The reason behind the shortage is believed to be because substandard fuel was delivered to the airport and airport testing procedures failed to adequate detect the substandard shipment. The lack of the proper type of aviation fuel will now require airplanes to divert to other airports to pick up the correct type of fuel.
According to the Australian Public Broadcaster ABC, the problems have caused an internal spat between cabinet ministers.
The ABC has been told that less than 2 million litres of aviation fuel is available at the country’s second busiest airport after a shipment of imported fuel failed quality controls following its arrival by ship in Melbourne.
Victorian Minister Lily D’Ambrosio said she wrote to Federal Infrastructure and Transport Minister Darren Chester on October 17 requesting his immediate intervention.
“While Melbourne Airport falls under the jurisdiction of the Commonwealth, the Andrews Labor Government is willing to provide any assistance it can to ensure a prompt resolution,” she said in a statement.
“I’ve also asked for an urgent meeting with Mr Chester to discuss the development of a plan for greater storage capacity and the need for competition among fuel suppliers.”
The website also reported that the fuel problems will likely to be of great concern to International carriers.
Barry Abrams, executive director of the Board of Airline Representatives of Australia, said the fuel shortage was particularly troubling for international airlines and was likely to cause problems from as early as this afternoon.
“International airlines were last night advised that due to shortages in the supply of jet fuel to the airport, the National Operating Committee on Jet Fuel Supply Assurance changed the fuel supply status in Melbourne to a ‘black traffic light’ and immediate and deep fuel rationing,” Mr Abrams said.

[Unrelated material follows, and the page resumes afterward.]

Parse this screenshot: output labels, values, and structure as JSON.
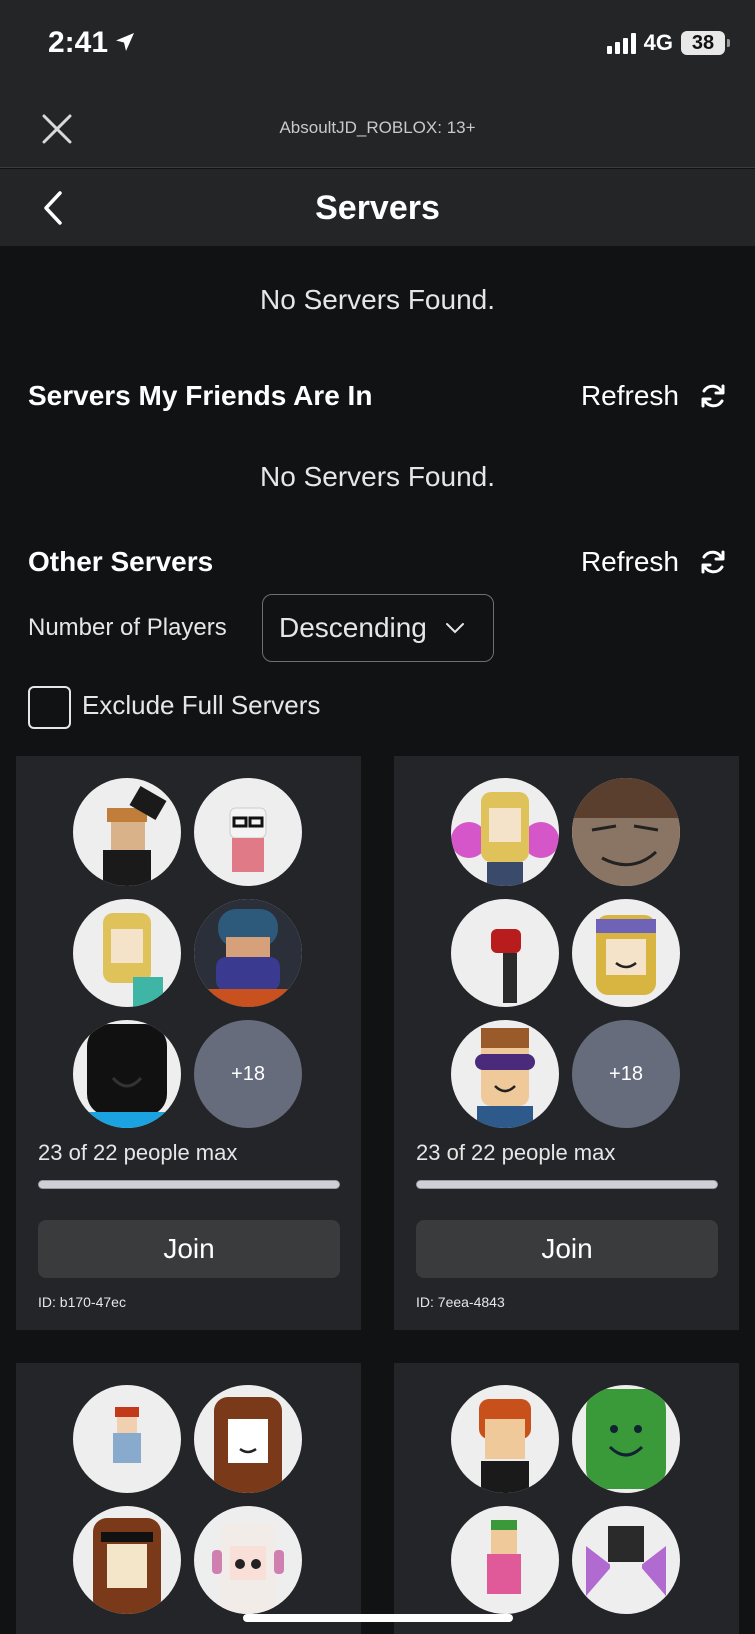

Mr Abrams, whose members spend more than $4 billion annually on fuel, said that the shortages were due to a failure to deal with known and avoidable fuel supply issues and were now undermining the growth of Victoria’s aviation and tourism industries.
“There’s a lack of urgency in addressing this issue and there has been no orderly investments to increase the capacity of the jet fuel infrastructure supply chain since the previous shortages in 2015, despite growing demand for jet fuel at Melbourne Airport,” he said.